Price premiums a must…
Organic arable farming has been carefully scrutinised by a leading farming company for the past seven years. Andrew Blake reports its findings
ORGANIC arable farming can be as profitable as conventional husbandry systems for farms achieving average results, but price premiums are essential.
That is the picture to emerge from seven years of work by CWS Agriculture at its Stoughton Estate, Leics. It shows the average conventional arable farmer could switch to organic methods and be no worse off, especially now the ministrys Organic Aid Scheme is in place.
But uncertainty over future premiums means the company has no plans to expand its organic operation. Integrated farming methods are much more the way ahead, believes general manager, Mike Calvert.
"We must be careful not to extrapolate the findings on 270 acres to 2700," adds project manager, Alastair Leake. "The market is developing slowly."
CWSs financial comparisons use real costs and results from Stoughton for the organic approach, but average industry figures for the conventional approach. The reasoning is that conventional margins are already above average at Stoughton.
Although no CWS organic crops have been grown on contract, good prices are vital to offset low output, notes Mr Leake. "It is absolutely fundamental to get premiums."
Last year organic wheat, for example, averaged 6.6t/ha (2.6t/acre). But the wheat output from the whole rotation is only about half conventional, he notes.
Up to now premiums have usually been achieved in wheat. But problems achieving good proteins have sometimes meant taking a discount.
With only one outlet for organic oats, regular premiums have been harder to obtain, he notes. In 1994 30% of the crop was sold at conventional prices.
Peas and beans in the CWS study have never made human consumption quality and premiums for organic livestock feed are only just developing.
A big uncertainty is how much the apparently good organic wheat prices have been underpinned by generally high grain prices. The £211/t for organic wheat last year inevitably reflected high conventional prices, says Mr Leake. Likewise the weak market will exert downward pressure on organic premiums, he believes.
Equally important could be the strength of sterling. That restricts valuable organic export opportunities and also makes imports more likely, he explains.
Already there are signs that UK organic yogurt-makers can obtain milk more cheaply from Denmark, and Scandinavian organic grain could become increasingly attractive to millers here. The fact that CWS organic wheat due for collection in February was not collected until June could be significant, he says.
Mayweeds uncontrolled by harrowing in this organic Pastiche wheat (left) are the legacy of past conventional farming, says Alastair Leake. Unharrowed Solva oats just across the road (above) have no such problem and should yield well.

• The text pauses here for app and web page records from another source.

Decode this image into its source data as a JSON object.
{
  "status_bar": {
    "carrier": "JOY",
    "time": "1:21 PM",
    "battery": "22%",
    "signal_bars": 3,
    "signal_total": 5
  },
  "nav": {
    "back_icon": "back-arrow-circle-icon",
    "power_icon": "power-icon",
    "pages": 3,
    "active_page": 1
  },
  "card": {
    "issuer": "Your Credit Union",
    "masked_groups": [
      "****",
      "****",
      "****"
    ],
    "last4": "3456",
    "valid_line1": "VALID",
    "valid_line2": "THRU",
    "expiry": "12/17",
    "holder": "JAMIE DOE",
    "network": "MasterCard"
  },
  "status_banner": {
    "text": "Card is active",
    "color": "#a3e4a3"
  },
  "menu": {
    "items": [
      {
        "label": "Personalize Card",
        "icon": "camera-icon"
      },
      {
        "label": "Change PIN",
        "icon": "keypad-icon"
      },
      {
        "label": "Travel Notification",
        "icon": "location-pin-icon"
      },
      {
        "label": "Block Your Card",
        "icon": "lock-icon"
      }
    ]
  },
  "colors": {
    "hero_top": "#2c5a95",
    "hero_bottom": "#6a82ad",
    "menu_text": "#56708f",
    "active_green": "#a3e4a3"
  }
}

Organic crops can be as profitable as conventional ones – on at least average farms, say CWSs Alastair Leake (left) and Mike Calvert.
ORGANIC PROS & CONS
• Seven years of experience.
• CWS Stoughton Estate, Leics.
• Stockless and mixed organic farming v conventional.
• Similar net margins:
– All-arable organic average £656/ha (£265/acre).
– Conventional arable average
• Profits need premiums.
• Will strong pound and low grain price cut premiums?
Lesson learned, mistakes inevitable
Results from a planned second seven-year CWS stab at organic farming could be more rewarding, suggests Mr Leake. Wheat yields have generally increased as lessons have been learned.
Mistakes have been inevitable. "We gave up peas as the yields were abominable because of weeds.
"Interestingly the all-arable system produced about 1t/ha more wheat than the mixed farming system." That result points to the value of vigorous clover swards compared with grazed grass as an organic entry, he believes.
Other points emerging from seven years of organic work include:
lStoughton yields generally higher than national average eg 12% higher for wheat.
lLack of initial meat premium reduced mixed farming margins.
lOats most consistent crop but may have marketing problems.
lSet-aside legume sowing derogation very useful.
lWeeds biggest challenge. Delayed and night-time drilling only partial solutions. Wild oats and spring wheat make excellent silage.
lInter-row hoeing time-consuming and a disaster in lupins.
lLupin crop failed.
lPests and diseases generally no worse than in conventional systems and lodging less likely, thanks to more open crops. But slug control trickier.
lHigher earthworm populations only environmental benefit detected.
lUncontrolled release of nitrogen from clover. Spring ploughing and cropping merely postpones the problem.